sonar 208 mine.crit 53.4 60 0 0.00
titanic 2201 survived 32.3 3 0 0.00
voting 434 party.crit 61.5 16 391 5.30
wine 6497 type 24.6 12 0 0.00

Citing FFTrees

We had a lot of fun creating FFTrees and hope you like it too! For an accessible introduction to FFTs, we recommend reading our article in the journal Judgment and Decision Making (2017), entitled FFTrees: A toolbox to create, visualize, and evaluate fast-and-frugal decision trees (available in html | PDF ).

Citation (in APA format):

When using FFTrees in your own work, please cite our article and spread the word, so that we can continue developing the package.

BibTeX Citation:

 title = {FFTrees: A toolbox to create, visualize, and evaluate fast-and-frugal decision trees},
 author = {Phillips, Nathaniel D and Neth, Hansjörg and Woike, Jan K and Gaissmaier, Wolfgang},
 year = 2017, 
 journal = {Judgment and Decision Making},
 volume = 12,
 number = 4,
 pages = {344--368},
 url = {https://journal.sjdm.org/17/17217/jdm17217.pdf},
 doi = {10.1017/S1930297500006239}

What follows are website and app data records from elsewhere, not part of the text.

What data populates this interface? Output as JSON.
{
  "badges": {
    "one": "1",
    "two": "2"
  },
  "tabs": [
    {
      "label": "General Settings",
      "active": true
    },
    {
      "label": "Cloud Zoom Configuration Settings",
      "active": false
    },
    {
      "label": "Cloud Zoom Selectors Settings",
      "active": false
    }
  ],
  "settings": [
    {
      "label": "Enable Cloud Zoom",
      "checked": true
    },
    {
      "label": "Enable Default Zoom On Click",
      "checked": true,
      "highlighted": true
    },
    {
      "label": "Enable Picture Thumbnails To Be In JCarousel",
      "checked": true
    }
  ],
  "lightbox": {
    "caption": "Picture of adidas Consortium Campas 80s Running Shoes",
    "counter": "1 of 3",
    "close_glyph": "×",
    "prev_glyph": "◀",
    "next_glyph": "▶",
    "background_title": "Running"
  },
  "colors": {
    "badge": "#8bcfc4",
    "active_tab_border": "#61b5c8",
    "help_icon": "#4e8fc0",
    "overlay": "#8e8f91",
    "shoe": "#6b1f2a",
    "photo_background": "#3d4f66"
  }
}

Burton, J. W., Stein, M.-K., & Jensen, T. B. (2020). A systematic review of algorithm aversion in augmented decision making. Journal of Behavioral Decision Making, 33(2), 220–239. https://doi.org/10.1002/bdm.2155
Gigerenzer, G., & Brighton, H. (2009). Homo heuristicus: Why biased minds make better inferences. Topics in Cognitive Science, 1(1), 107–143. https://doi.org/10.1111/j.1756-8765.2008.01006.x
Gigerenzer, G., Czerlinski, J., & Martignon, L. (1999). How good are fast and frugal heuristics? In Decision science and technology (pp. 81–103). Springer.
Gigerenzer, G., & Todd, P. M. (1999). Fast and frugal heuristics: The adaptive toolbox. In Simple heuristics that make us smart (pp. 3–34). Oxford University Press.
Green, L., & Mehr, D. R. (1997). What alters physicians’ decisions to admit to the coronary care unit? Journal of Family Practice, 45(3), 219–226.
Jenny, M. A., Pachur, T., Williams, S. L., Becker, E., & Margraf, J. (2013). Simple rules for detecting depression. Journal of Applied Research in Memory and Cognition, 2(3), 149–157. https://doi.org/10.1037/h0101797
Marewski, J. N., & Gigerenzer, G. (2012). Heuristic decision making in medicine. Dialogues Clin Neurosci, 14(1), 77–89. https://doi.org/10.31887/DCNS.2012.14.1/jmarewski
Martignon, L., Vitouch, O., Takezawa, M., & Forster, M. R. (2003). Naive and yet enlightened: From natural frequencies to fast and frugal decision trees. Thinking: Psychological Perspective on Reasoning, Judgment, and Decision Making, 189–211. https://doi.org/10.1002/047001332X.ch10
Phillips, N. D., Neth, H., Woike, J. K., & Gaissmaier, W. (2017). FFTrees: A toolbox to create, visualize, and evaluate fast-and-frugal decision trees. Judgment and Decision Making, 12(4), 344–368. https://doi.org/10.1017/S1930297500006239
Phillips, N. D., Neth, H., Woike, J. K., & Gaissmaier, W. (2023). FFTrees: Generate, visualize, and evaluate fast-and-frugal decision trees (FFTrees R package, version 2.0.0, June 6, 2023). https://CRAN.R-project.org/package=FFTrees